Following the Scottish Government's decision to call in Donald Trump's application for a golf resort in Aberdeenshire, BBC Scotland's Colin Wight travelled to Trump Tower in New York for an exclusive interview with the tycoon.
Donald Trump is excited.
He's in his office on the 26th floor of Trump Tower on New York's Fifth Avenue and the phones are ringing. Share prices are plummeting.
This, he says with relish, is a challenge. And say what you like about Trump, the man loves a fight.
All this and it's his third wedding anniversary to third wife Melania.
So with more than enough going on in Trumpworld is he still happy to discuss golf? Sure, he's always happy to discuss golf.
I'm in New York to meet The Donald and see what he's provided for golfers here.
At Westchester in the village of Briarcliff Manor, less than an hour's drive away upstate, members include Jack Nicholson, Clint Eastwood and former president Bill Clinton.
Their names are on their lockers. Membership, which costs $350,000, is not cheap.
Even with the healthy exchange rate, that's a big-time commitment to a good walk spoiled.
The 13th hole here is the most expensive in the United States. It boasts two waterfalls and cost $7m.
'Beautiful and elegant'
The course is closed over the winter, but on the coldest day so far they switch the waterfalls on - using 5,000 gallons a minute. Trump is keen to impress.
He's very happy to discuss his plans for the Menie Estate on the Aberdeenshire coast.
It will, he says, be one of the most beautiful jobs of its kind anywhere in the world. It will top everything else and won't be done in an "atrocious" way. It will be done in a "beautiful and elegant way".
But others are not so sure - especially environmentalists and some local residents.
Trump wants to build two courses, a 450-bedroom hotel, 950 holiday homes and 500 residential units. Half of the championship course will be on a site of special scientific interest.
Jack Nicholson is a member of one of Mr Trump's exclusive clubs
Trump reveals that he originally wanted at least twice as much housing on the 1,500 acre site, but decided against it.
But he insists the environmental work required means he does need the housing to pay for it - otherwise, he says, he'd "lose his shirt".
On public access, he says he will obey the laws of Scotland.
Will it be a closed, gated community? Not decided yet. That will depend on the market.
But despite all the bluster, all the hyperbole, Trump still seems genuinely hurt at the rejection of his plans by Aberdeenshire Council's infrastructure committee.
He can't understand why a project which he claims is so popular came to be thrown out by what he calls "a little roadblock".
He claims he's the real environmentalist.
And he denies he's only in it to line his own pockets, arguing that the jobs will be skilled and all that will work its way back into the local economy.

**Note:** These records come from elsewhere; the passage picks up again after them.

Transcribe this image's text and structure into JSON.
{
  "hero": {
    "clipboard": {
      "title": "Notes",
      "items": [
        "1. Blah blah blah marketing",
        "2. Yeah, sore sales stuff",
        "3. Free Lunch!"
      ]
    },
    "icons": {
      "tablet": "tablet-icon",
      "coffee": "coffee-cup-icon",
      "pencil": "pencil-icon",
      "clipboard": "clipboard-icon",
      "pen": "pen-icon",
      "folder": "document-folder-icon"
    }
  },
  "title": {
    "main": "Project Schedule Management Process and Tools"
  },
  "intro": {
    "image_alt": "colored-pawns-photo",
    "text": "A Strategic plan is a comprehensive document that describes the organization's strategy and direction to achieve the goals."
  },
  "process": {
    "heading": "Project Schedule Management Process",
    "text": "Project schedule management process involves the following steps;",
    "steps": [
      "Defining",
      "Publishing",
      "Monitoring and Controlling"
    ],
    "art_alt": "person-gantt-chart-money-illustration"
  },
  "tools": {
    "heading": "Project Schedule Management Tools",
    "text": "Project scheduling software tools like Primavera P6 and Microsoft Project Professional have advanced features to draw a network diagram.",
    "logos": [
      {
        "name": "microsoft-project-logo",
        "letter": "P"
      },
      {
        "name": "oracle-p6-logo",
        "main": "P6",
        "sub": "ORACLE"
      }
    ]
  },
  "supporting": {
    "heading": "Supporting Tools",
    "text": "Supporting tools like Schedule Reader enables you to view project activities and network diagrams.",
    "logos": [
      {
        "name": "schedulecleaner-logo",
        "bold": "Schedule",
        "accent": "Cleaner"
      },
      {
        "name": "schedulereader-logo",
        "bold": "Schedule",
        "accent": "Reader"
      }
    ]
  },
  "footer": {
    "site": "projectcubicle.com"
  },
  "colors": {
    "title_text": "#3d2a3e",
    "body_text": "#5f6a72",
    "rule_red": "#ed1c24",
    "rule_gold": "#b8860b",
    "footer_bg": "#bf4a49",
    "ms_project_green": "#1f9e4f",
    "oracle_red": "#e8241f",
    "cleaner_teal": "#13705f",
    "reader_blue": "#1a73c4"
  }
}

He admires the first minister, calling Alex Salmond "an amazing man".
He says the Scottish Government did a "great service" in calling in the application.
Trump says his team did nothing inappropriate and amazingly he's honoured by the parliamentary inquiry into the handling of the affair. The reason? It may bring change and help Scotland.
Donald Trump, like everyone else, is still awaiting a final decision on Menie. But he has no plans to walk away unless the decision is made for him.
The end result, he says, will be worth all the effort - a "magnificent and majestic" development.
He knows some people fight him simply because he is Donald Trump.
But, he says, that's also why others support him - and he claims that sometimes even his one-time enemies later join his clubs.
Will it ever happen in Scotland? Who knows, he hopes so.
"Now, if you don't mind," he says, "I have a few calls to make."
I bet, and let's hope he remembered the anniversary card.